Provided data –

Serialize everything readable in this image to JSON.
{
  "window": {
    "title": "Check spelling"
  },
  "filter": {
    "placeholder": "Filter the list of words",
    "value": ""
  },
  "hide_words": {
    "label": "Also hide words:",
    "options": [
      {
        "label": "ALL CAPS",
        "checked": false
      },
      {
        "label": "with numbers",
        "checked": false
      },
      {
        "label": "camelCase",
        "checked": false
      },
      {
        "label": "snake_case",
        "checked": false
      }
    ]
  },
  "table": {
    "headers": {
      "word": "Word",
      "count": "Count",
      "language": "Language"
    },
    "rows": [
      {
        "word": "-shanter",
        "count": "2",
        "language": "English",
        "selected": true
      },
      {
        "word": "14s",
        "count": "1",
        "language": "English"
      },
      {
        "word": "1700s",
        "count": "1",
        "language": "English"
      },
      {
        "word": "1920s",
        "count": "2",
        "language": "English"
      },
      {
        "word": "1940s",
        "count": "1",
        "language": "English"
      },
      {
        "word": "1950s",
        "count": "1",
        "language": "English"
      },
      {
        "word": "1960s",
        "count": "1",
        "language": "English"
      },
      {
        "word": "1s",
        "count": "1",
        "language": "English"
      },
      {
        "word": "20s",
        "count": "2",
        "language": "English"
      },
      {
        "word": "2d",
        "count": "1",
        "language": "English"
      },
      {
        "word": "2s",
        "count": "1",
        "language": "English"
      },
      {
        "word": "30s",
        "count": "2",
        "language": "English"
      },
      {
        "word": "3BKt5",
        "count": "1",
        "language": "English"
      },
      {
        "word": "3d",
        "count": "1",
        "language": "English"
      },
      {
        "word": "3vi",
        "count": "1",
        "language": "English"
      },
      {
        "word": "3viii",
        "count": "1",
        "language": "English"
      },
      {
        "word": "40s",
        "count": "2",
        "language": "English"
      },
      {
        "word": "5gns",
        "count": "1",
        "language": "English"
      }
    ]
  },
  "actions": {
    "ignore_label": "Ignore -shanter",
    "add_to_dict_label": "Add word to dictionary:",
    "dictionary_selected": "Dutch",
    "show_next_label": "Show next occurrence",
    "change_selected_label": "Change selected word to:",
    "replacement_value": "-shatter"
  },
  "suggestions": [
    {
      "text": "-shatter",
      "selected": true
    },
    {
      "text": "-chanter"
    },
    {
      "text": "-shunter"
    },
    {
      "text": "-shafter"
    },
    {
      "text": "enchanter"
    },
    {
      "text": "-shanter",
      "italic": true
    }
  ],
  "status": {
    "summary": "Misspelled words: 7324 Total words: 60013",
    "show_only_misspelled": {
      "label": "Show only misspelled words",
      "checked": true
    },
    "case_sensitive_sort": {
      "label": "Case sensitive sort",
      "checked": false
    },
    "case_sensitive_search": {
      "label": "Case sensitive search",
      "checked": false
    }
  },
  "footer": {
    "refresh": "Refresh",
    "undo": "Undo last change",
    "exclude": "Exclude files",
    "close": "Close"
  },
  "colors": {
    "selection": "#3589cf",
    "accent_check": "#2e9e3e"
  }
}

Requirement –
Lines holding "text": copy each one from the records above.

Output –
      "text": "-shatter",
      "text": "-chanter"
      "text": "-shunter"
      "text": "-shafter"
      "text": "enchanter"
      "text": "-shanter",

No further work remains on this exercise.